>>

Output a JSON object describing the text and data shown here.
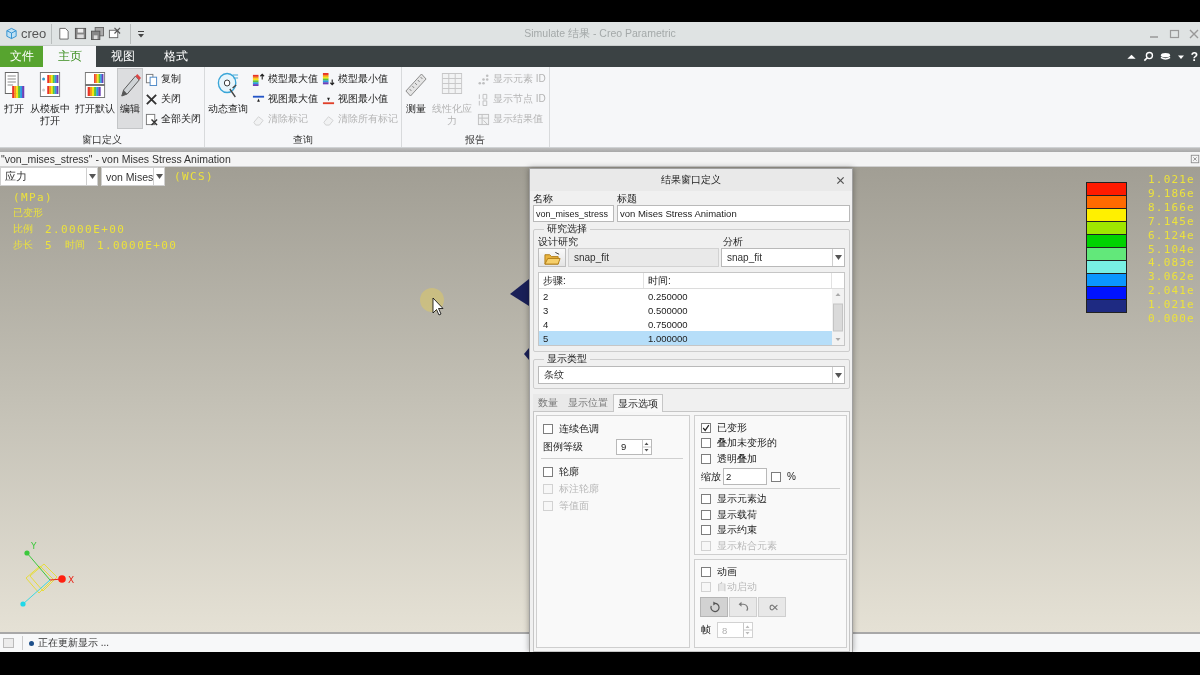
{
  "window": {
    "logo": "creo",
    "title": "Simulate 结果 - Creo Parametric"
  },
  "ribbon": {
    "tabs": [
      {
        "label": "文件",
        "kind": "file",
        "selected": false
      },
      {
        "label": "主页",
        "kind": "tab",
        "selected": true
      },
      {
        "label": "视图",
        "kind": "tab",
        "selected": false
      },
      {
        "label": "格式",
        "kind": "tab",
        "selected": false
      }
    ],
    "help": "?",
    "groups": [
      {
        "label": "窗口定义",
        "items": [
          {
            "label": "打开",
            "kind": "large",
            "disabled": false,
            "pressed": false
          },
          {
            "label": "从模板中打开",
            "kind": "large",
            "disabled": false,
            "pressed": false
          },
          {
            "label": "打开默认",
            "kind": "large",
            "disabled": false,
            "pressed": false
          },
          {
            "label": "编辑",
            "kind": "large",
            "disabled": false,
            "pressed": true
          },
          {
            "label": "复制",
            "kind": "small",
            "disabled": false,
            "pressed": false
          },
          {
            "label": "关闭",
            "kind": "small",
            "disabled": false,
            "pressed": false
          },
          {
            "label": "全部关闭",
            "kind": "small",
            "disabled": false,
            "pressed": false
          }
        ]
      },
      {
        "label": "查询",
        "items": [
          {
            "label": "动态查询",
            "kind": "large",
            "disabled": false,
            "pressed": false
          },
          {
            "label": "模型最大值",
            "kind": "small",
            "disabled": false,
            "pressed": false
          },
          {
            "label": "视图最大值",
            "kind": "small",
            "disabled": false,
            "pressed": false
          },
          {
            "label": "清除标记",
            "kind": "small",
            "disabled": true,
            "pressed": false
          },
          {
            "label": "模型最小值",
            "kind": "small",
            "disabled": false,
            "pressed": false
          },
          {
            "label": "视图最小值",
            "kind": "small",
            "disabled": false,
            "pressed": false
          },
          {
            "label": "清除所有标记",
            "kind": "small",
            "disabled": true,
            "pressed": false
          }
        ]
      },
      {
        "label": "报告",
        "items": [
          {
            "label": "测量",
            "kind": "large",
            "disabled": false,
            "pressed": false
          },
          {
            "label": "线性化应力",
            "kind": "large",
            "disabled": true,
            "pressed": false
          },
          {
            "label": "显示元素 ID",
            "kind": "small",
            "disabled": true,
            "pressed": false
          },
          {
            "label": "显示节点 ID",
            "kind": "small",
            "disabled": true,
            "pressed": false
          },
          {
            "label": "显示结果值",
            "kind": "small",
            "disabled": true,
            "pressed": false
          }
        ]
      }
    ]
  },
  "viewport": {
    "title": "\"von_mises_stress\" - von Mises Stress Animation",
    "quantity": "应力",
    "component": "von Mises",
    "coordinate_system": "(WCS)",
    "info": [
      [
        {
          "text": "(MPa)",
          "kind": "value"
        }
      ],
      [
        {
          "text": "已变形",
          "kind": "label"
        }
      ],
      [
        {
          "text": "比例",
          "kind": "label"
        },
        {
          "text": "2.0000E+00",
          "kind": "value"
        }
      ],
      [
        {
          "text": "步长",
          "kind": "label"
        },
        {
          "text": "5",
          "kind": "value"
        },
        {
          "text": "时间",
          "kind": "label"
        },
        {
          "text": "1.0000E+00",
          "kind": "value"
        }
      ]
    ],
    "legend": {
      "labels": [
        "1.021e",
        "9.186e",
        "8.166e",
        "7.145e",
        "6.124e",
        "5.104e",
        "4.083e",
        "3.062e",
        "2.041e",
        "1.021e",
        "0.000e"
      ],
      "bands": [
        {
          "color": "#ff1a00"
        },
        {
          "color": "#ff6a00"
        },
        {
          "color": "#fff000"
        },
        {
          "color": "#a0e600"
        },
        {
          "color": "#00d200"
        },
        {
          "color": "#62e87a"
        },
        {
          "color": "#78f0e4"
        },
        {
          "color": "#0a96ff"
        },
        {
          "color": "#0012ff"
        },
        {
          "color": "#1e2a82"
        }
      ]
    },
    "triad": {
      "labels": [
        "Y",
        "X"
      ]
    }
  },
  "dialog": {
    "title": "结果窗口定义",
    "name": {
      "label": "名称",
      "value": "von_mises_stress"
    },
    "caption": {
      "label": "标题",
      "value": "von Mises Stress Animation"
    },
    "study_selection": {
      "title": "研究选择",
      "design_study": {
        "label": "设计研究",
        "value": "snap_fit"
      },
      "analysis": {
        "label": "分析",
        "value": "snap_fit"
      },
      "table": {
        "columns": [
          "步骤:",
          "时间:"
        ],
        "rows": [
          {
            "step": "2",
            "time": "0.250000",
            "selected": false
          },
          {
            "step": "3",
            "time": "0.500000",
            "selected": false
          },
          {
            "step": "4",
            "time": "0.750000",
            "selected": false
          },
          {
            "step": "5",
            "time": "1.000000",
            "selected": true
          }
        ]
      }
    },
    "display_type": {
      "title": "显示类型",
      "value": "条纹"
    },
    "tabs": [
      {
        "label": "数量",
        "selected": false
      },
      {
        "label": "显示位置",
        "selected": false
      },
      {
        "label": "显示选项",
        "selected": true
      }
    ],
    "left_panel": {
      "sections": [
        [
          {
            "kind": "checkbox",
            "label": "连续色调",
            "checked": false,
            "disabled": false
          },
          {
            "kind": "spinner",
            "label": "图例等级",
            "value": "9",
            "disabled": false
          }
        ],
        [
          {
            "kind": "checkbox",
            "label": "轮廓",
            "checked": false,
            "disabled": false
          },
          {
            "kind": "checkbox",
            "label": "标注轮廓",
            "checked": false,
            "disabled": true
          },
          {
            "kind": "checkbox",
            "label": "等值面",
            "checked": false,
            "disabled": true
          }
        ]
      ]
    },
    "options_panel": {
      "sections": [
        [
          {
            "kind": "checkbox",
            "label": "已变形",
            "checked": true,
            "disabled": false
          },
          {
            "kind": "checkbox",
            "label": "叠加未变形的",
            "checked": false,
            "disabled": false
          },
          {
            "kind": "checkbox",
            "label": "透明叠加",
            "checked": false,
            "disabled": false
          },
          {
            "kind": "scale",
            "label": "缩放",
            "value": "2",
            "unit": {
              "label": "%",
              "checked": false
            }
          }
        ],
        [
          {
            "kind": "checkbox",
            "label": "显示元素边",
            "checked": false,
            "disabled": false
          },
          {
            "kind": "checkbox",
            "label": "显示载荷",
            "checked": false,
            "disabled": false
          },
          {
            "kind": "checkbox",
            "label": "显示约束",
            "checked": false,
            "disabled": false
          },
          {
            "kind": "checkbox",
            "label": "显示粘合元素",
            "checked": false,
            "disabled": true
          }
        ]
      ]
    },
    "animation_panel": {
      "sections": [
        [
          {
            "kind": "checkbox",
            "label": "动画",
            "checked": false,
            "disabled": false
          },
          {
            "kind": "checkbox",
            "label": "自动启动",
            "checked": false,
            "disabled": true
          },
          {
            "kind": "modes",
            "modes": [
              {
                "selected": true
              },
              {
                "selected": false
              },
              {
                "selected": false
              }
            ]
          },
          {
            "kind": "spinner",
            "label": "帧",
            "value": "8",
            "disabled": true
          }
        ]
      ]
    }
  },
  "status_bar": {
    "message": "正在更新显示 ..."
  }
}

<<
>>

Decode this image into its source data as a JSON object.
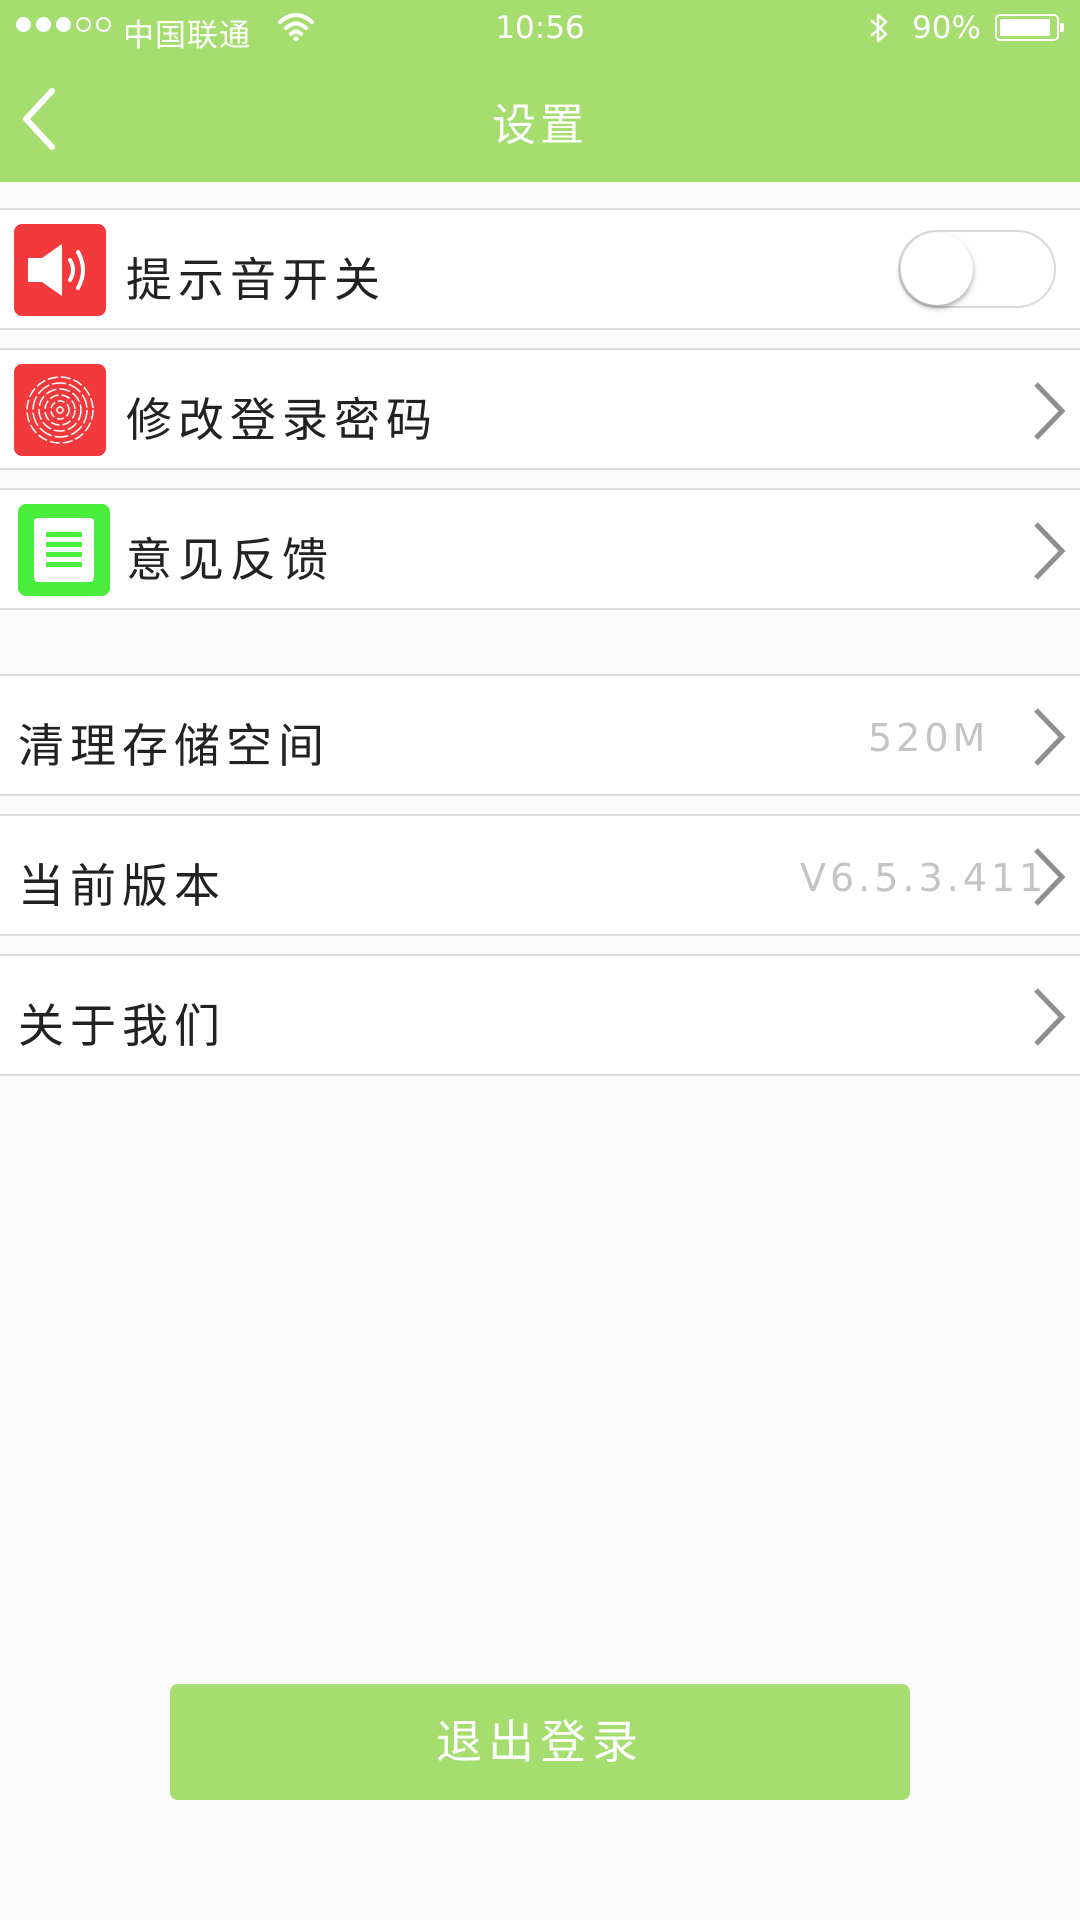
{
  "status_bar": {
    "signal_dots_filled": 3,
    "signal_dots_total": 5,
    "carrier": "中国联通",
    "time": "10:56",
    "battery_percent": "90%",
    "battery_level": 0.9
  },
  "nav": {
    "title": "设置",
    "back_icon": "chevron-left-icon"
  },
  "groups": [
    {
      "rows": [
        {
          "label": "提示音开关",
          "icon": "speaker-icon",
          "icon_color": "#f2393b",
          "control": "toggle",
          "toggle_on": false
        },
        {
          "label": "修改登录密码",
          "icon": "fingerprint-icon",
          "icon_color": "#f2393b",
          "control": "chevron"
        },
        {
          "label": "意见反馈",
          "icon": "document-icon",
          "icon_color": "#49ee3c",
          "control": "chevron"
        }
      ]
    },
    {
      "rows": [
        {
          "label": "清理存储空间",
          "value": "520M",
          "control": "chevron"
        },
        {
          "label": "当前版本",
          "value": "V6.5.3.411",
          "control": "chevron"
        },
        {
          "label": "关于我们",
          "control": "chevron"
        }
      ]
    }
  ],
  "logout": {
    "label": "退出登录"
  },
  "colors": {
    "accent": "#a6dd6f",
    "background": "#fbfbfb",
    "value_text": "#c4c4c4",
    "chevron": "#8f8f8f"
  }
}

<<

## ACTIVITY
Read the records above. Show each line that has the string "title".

## RESULT OF THE TASK
    "title": "Simulate 结果 - Creo Parametric"
    "title": "\"von_mises_stress\" - von Mises Stress Animation",
    "title": "结果窗口定义",
      "title": "研究选择",
      "title": "显示类型",
    "title": "设置",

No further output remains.